No one frequenting our Garden in recent years could have failed to notice the large amount of discussion devoted to questions broadly about the implications of living without free will: questions such as whether we should welcome the prospect, and if not, what (if anything) can and should be done about it. Some of those discussions have concerned the work of experimental philosophers, some have followed concern in the popular media about FW and the sciences, some have emerged from naturalism (such as Tom's post of a week ago), some have sung the pragmatic praises of hard determinism, and some have targeted my free will Illusionism. But a survey of the major philosophical journals shows no indication of any of this (with the telling exception of papers in experimental philosophy). Why?

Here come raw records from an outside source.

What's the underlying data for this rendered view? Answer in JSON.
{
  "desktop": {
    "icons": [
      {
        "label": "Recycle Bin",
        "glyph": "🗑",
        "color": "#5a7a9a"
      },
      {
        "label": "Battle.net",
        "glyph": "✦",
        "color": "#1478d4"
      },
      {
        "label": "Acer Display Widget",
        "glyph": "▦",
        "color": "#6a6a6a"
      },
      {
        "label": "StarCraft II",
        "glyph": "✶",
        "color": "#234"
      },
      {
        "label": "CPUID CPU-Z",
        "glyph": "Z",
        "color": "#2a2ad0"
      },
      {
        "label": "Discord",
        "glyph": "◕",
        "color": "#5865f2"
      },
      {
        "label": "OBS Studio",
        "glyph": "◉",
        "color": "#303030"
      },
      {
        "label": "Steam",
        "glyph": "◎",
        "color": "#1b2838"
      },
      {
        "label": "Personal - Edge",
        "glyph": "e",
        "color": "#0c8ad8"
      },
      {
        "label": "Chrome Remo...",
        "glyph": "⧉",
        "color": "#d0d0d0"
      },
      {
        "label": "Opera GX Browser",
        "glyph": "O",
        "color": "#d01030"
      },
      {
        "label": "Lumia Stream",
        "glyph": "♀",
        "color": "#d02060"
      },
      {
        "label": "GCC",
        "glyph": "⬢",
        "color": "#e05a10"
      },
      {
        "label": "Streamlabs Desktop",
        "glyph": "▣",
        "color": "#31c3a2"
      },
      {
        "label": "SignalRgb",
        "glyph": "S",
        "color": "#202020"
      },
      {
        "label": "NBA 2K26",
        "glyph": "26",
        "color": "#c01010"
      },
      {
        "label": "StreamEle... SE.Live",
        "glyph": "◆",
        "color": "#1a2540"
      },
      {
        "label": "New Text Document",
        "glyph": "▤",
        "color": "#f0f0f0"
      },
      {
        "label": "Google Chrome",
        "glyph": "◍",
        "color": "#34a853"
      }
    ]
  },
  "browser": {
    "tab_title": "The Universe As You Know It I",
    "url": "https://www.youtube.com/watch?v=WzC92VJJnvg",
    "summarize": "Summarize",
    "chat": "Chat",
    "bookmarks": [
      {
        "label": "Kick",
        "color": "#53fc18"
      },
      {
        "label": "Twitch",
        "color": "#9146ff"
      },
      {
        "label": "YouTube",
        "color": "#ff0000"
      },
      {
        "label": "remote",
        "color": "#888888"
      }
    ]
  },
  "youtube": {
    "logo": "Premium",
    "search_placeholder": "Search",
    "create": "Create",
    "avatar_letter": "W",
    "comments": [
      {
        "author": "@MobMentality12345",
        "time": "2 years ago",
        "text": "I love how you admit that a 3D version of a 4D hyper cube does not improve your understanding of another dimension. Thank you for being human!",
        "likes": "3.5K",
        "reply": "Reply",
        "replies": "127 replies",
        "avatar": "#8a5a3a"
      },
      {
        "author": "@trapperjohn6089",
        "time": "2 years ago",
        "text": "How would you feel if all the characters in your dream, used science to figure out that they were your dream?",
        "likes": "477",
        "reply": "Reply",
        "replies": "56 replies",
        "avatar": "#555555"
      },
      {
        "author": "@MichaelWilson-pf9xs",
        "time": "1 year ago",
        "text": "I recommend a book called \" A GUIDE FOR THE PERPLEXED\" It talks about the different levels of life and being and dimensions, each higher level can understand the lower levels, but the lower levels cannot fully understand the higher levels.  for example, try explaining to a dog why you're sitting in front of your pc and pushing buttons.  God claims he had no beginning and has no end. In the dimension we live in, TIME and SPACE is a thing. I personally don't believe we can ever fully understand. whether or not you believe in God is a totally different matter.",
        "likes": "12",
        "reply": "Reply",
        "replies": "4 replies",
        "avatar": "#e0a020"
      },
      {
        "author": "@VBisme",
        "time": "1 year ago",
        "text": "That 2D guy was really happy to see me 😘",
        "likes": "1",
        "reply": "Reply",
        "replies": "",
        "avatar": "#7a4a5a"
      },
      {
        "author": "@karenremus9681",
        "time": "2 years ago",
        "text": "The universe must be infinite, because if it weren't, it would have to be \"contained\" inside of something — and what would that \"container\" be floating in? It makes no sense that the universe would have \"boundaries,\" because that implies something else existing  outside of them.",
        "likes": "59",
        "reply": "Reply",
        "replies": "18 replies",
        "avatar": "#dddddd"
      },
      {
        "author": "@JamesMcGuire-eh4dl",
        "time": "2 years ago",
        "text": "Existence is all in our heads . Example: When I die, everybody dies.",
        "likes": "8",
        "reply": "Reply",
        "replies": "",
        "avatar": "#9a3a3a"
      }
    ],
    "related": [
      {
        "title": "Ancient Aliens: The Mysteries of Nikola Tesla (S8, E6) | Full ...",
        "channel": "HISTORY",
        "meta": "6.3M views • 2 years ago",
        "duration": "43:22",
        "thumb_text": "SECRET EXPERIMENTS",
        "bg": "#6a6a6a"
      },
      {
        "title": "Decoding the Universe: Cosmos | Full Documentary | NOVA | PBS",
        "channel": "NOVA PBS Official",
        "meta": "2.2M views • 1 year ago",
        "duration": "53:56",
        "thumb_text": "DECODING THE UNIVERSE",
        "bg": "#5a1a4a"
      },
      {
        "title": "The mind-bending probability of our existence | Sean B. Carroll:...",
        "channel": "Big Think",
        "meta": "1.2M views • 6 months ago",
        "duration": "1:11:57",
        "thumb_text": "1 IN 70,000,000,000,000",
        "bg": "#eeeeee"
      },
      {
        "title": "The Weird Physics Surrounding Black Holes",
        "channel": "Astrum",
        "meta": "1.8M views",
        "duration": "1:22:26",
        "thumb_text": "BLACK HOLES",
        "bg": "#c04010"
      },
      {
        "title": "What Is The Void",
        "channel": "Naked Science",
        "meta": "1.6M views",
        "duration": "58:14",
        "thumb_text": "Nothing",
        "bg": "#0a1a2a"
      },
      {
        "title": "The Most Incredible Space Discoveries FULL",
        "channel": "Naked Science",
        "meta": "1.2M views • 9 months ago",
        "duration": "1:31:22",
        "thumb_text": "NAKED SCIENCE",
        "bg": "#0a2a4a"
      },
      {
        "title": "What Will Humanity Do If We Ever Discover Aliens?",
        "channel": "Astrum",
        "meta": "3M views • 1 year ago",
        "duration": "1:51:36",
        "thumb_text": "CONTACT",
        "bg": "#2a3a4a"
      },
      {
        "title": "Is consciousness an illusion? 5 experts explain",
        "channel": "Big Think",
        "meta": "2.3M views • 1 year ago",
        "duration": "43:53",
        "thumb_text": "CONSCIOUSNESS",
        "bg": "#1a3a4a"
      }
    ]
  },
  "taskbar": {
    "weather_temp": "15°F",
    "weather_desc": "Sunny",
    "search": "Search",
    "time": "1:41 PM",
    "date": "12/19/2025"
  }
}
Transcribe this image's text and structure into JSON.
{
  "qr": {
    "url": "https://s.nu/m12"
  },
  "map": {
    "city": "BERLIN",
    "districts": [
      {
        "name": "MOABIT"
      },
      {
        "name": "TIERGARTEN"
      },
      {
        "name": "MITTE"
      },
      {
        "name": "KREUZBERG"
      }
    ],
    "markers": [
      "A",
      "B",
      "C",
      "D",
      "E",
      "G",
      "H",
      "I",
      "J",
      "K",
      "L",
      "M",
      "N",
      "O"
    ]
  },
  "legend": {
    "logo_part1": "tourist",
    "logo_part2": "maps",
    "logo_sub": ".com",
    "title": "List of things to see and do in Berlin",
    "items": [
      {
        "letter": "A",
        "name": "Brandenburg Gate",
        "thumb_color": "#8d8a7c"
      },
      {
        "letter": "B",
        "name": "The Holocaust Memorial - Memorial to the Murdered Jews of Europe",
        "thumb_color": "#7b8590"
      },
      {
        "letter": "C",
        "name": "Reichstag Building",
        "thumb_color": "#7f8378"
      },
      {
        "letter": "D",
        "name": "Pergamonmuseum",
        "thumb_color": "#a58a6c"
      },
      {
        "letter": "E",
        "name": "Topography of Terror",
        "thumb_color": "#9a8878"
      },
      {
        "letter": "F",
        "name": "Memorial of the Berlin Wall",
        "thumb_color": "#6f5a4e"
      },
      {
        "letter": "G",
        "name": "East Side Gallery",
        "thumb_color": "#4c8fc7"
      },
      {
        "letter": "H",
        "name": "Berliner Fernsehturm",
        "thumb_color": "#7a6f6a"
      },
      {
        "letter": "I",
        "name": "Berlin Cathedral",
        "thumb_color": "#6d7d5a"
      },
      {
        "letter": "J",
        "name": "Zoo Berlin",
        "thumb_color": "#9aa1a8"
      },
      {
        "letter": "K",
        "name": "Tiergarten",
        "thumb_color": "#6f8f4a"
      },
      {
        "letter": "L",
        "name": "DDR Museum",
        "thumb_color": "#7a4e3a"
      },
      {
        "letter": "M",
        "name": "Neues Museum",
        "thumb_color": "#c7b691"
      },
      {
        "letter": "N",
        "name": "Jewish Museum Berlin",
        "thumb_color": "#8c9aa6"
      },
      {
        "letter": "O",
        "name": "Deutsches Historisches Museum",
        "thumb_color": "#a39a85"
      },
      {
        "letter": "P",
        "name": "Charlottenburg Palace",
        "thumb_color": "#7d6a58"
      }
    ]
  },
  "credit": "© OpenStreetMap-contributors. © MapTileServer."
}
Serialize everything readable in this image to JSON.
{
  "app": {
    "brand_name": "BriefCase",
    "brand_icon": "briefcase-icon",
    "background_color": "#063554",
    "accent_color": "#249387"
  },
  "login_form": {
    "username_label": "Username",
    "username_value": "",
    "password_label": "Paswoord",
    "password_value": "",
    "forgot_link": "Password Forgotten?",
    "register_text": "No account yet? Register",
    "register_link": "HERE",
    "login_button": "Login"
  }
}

One explanation might be "sociological": people publish papers from their thesis, which they chose based upon the interests of their supervisor: but Derek Pereboom was until recently in Vermont, I am in Haifa and have no FW graduates participating in the debate, Tamler was only born recently, and so on. People also tend to write about things they read about in the journals, which are naturally thought to be the important things (or at least the things that will get one published), and so debates tend to be inherently conservative. Another explanation could be that it's only a matter of time: there are already many graduates squirling away on an analysis of the meaning of life or forgiveness under hard determinism, or on refutations of the fears and hopes of Illusionism, and we are soon to be overwhelmed by published articles on such matters. Or perhaps there are other explanations. But, like Sherlock Holmes in the famous story, I am struck by the silence, and find it particularly odd in light of the repeated interest in the given topics, in the Garden.